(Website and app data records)
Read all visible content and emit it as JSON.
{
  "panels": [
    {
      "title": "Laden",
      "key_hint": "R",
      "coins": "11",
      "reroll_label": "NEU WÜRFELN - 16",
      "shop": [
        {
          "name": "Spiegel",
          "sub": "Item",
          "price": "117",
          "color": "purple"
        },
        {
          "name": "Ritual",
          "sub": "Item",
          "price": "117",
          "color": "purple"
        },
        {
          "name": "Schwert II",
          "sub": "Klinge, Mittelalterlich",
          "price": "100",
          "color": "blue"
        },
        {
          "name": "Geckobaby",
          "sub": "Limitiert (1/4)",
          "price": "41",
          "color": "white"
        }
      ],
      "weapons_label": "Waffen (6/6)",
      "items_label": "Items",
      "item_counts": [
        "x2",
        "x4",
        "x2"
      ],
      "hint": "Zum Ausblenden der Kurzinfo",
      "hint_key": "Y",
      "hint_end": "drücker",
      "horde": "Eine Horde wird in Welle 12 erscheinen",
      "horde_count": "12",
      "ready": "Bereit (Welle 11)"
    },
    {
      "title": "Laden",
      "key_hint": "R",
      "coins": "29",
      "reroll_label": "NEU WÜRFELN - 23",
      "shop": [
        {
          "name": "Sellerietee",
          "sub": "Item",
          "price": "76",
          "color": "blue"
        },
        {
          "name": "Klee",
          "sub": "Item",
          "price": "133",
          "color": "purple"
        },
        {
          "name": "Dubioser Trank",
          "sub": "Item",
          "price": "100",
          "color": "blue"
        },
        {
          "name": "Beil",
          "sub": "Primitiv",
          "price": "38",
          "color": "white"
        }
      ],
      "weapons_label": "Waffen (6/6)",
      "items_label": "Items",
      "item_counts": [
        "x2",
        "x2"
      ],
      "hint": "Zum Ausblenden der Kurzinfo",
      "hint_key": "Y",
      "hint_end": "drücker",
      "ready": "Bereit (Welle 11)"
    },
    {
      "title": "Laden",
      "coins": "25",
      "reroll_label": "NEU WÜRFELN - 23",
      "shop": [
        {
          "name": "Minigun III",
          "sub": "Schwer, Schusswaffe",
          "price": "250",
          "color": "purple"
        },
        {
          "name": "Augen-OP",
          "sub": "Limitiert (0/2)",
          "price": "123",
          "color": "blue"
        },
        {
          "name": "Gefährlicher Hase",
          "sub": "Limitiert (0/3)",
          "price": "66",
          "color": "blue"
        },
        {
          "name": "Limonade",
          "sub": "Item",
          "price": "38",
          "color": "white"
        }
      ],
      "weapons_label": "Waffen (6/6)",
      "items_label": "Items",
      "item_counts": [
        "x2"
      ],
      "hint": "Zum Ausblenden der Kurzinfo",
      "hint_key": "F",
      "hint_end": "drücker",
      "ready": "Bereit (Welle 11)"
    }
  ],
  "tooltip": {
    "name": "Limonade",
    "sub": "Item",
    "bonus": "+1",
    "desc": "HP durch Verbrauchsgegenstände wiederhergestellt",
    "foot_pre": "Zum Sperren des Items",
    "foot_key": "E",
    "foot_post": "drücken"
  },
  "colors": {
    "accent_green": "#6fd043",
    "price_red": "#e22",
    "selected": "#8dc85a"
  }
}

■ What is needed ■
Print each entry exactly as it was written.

■ Completed task ■
Read all visible content and emit it as JSON.
{
  "panels": [
    {
      "title": "Laden",
      "key_hint": "R",
      "coins": "11",
      "reroll_label": "NEU WÜRFELN - 16",
      "shop": [
        {
          "name": "Spiegel",
          "sub": "Item",
          "price": "117",
          "color": "purple"
        },
        {
          "name": "Ritual",
          "sub": "Item",
          "price": "117",
          "color": "purple"
        },
        {
          "name": "Schwert II",
          "sub": "Klinge, Mittelalterlich",
          "price": "100",
          "color": "blue"
        },
        {
          "name": "Geckobaby",
          "sub": "Limitiert (1/4)",
          "price": "41",
          "color": "white"
        }
      ],
      "weapons_label": "Waffen (6/6)",
      "items_label": "Items",
      "item_counts": [
        "x2",
        "x4",
        "x2"
      ],
      "hint": "Zum Ausblenden der Kurzinfo",
      "hint_key": "Y",
      "hint_end": "drücker",
      "horde": "Eine Horde wird in Welle 12 erscheinen",
      "horde_count": "12",
      "ready": "Bereit (Welle 11)"
    },
    {
      "title": "Laden",
      "key_hint": "R",
      "coins": "29",
      "reroll_label": "NEU WÜRFELN - 23",
      "shop": [
        {
          "name": "Sellerietee",
          "sub": "Item",
          "price": "76",
          "color": "blue"
        },
        {
          "name": "Klee",
          "sub": "Item",
          "price": "133",
          "color": "purple"
        },
        {
          "name": "Dubioser Trank",
          "sub": "Item",
          "price": "100",
          "color": "blue"
        },
        {
          "name": "Beil",
          "sub": "Primitiv",
          "price": "38",
          "color": "white"
        }
      ],
      "weapons_label": "Waffen (6/6)",
      "items_label": "Items",
      "item_counts": [
        "x2",
        "x2"
      ],
      "hint": "Zum Ausblenden der Kurzinfo",
      "hint_key": "Y",
      "hint_end": "drücker",
      "ready": "Bereit (Welle 11)"
    },
    {
      "title": "Laden",
      "coins": "25",
      "reroll_label": "NEU WÜRFELN - 23",
      "shop": [
        {
          "name": "Minigun III",
          "sub": "Schwer, Schusswaffe",
          "price": "250",
          "color": "purple"
        },
        {
          "name": "Augen-OP",
          "sub": "Limitiert (0/2)",
          "price": "123",
          "color": "blue"
        },
        {
          "name": "Gefährlicher Hase",
          "sub": "Limitiert (0/3)",
          "price": "66",
          "color": "blue"
        },
        {
          "name": "Limonade",
          "sub": "Item",
          "price": "38",
          "color": "white"
        }
      ],
      "weapons_label": "Waffen (6/6)",
      "items_label": "Items",
      "item_counts": [
        "x2"
      ],
      "hint": "Zum Ausblenden der Kurzinfo",
      "hint_key": "F",
      "hint_end": "drücker",
      "ready": "Bereit (Welle 11)"
    }
  ],
  "tooltip": {
    "name": "Limonade",
    "sub": "Item",
    "bonus": "+1",
    "desc": "HP durch Verbrauchsgegenstände wiederhergestellt",
    "foot_pre": "Zum Sperren des Items",
    "foot_key": "E",
    "foot_post": "drücken"
  },
  "colors": {
    "accent_green": "#6fd043",
    "price_red": "#e22",
    "selected": "#8dc85a"
  }
}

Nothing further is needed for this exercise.